Interestingly, Niedermayer said getting over the physical issues a short summer presents isn't as bad as other potential problems.

"They are in a different mental position this year," he said. "No doubt about it. You need the rest. You need the mental breaks as well. A lot of those guys didn't get it."

While youth works to the Hawks' favor for long-term success, it could work against them in the short term.

"The Hawks are different than my Detroit teams, or even Montreal team that won it," former Blackhawks star and current Red Wings executive Chris Chelios said. "They are young. They might be overwhelmed a little bit with the expectations. I was on older teams. It's really tough to stay on top."

Repeating is so hard that Niedermayer is most impressed with a team he played on that fell short of the ultimate goal.

"The first time [1995] we won in New Jersey, we missed the playoffs the following year," Niedermayer explained. "The second time we won in 2000, we got back in to the Stanley Cup finals, and I thought that was a great accomplishment. We lost in a seventh game, and to be that close again and to answer those challenges, that was a great thing."

It's not only hard to repeat as champs, just getting back to the playoffs the following season isn't always guaranteed. It's happened more than once to Cup champions, most recently to the Carolina Hurricanes after they won it in 2006.

Chelios said one of the keys in repeating is something that's already eluded Chicago.

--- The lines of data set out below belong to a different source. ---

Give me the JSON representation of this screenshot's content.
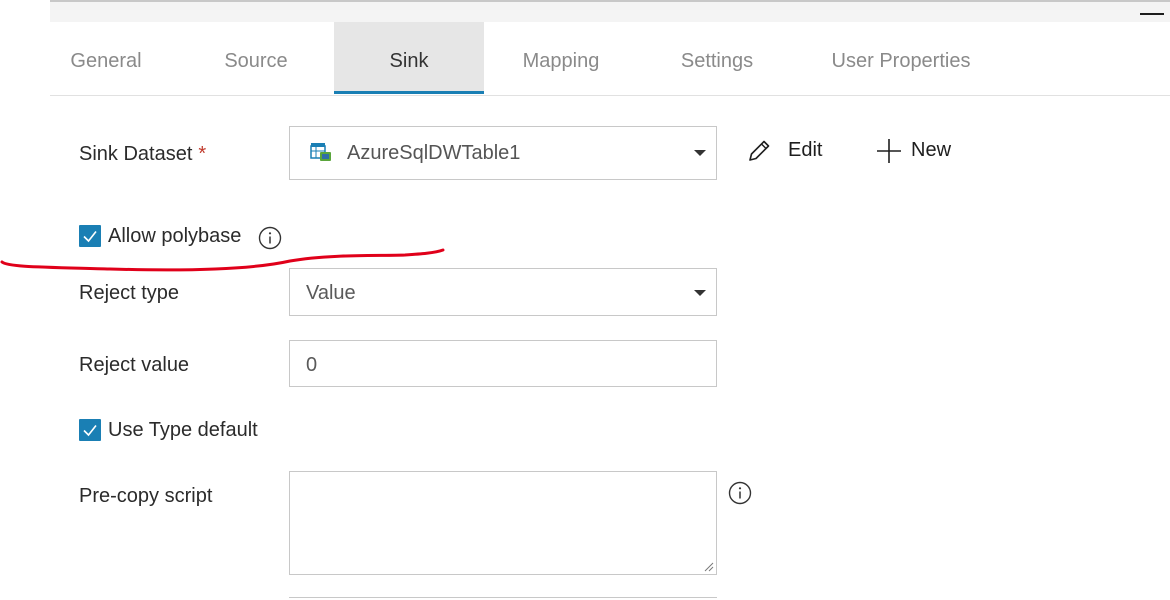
{
  "tabs": [
    {
      "label": "General"
    },
    {
      "label": "Source"
    },
    {
      "label": "Sink"
    },
    {
      "label": "Mapping"
    },
    {
      "label": "Settings"
    },
    {
      "label": "User Properties"
    }
  ],
  "active_tab": "Sink",
  "sink_dataset": {
    "label": "Sink Dataset",
    "required_marker": "*",
    "value": "AzureSqlDWTable1",
    "icon": "sql-table-icon"
  },
  "actions": {
    "edit_label": "Edit",
    "new_label": "New"
  },
  "allow_polybase": {
    "label": "Allow polybase",
    "checked": true
  },
  "reject_type": {
    "label": "Reject type",
    "value": "Value"
  },
  "reject_value": {
    "label": "Reject value",
    "value": "0"
  },
  "use_type_default": {
    "label": "Use Type default",
    "checked": true
  },
  "pre_copy_script": {
    "label": "Pre-copy script",
    "value": ""
  },
  "colors": {
    "accent": "#1a7fb4",
    "required": "#c0392b",
    "annotation": "#e0001a"
  }
}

"In Detroit, for the decade I've been here, we've expressed how important it is to get off to a good start," Chelios said. "It remains to be seen if they can get over the hump."

And it's not just the new Blackhawks who have struggled. Reigning Norris Trophy winner Duncan Keith found himself benched for a few shifts recently.

Chelios and Niedermayer are former Norris Trophy winners who have watched Keith up close.
Niedermayer won an Olympic gold medal with him this year while Chelios played in the same division as Keith since he entered the league.

They've never seen a player coming off a Stanley Cup run log the ice time of Keith, who leads the league at just under 29 minutes.

"I would judge it by how the player plays, and he skates a lot [as a mobile defenseman]," Niedermayer said. "You add all those minutes with how he plays, that's a lot."

The Eastern Conference scout agrees.

"He's proven to be a workhorse, but that's almost too much to ask of a player," he said. "Especially over an 82-game season."

Those minutes are probably the main reason coach Joel Quenneville split up his Olympic duo of Keith and Brent Seabrook. Now he can spread out the playing time as he did Wednesday night against Phoenix, in their first game apart.

"I talked to some guys in the league last week and they were saying how much of this is a hangover and how much of this is getting used to new players," the scout said. "It's probably a combination of both. There are high expectations, and you have to understand the pressure that is on you."

Part of the pressure is to just be as motivated as last season, when Olympic excitement and playoff intensity kept the Blackhawks' adrenaline flowing.

"That's a big part of it for sure," Niedermayer said. "When you are in the rink for an Olympic game or Stanley Cup game, the intensity, the emotion, the excitement is maxed out. When you get to training camp, and preseason, and then the regular season, it's pretty quiet, pretty low key.

"They don't have the same excitement, and it's your job as a professional to be mentally ready. And it's not easy."

Hawks assign Huet to Swiss team

September, 27, 2010
CHICAGO -- The Chicago Blackhawks have assigned goaltender Cristobal Huet to HC Fribourg-Gotteron SA of the Swiss National League A.

Read the entire story.

Huet in talks with Swiss team

August, 23, 2010
Chicago Blackhawks goaltender Cristobal Huet may be playing for Swiss team Fribourg-Gotteron next season, although Huet's agent said Monday no deal has been finalized.

Read the entire story.
Chicago Blackhawks goaltender Cristobal Huet will celebrate his day with the Stanley Cup on Sunday in Lyon, France, but his agent won't be able to share in the festivities.

Stephen Bartlett is too busy trying to find a new team for Huet.

Read the entire story.



Patrick Sharp
4 2 2 0
GoalsP. Sharp 2
AssistsJ. Toews 3
+/-J. Oduya 5
GAAC. Crawford 1.66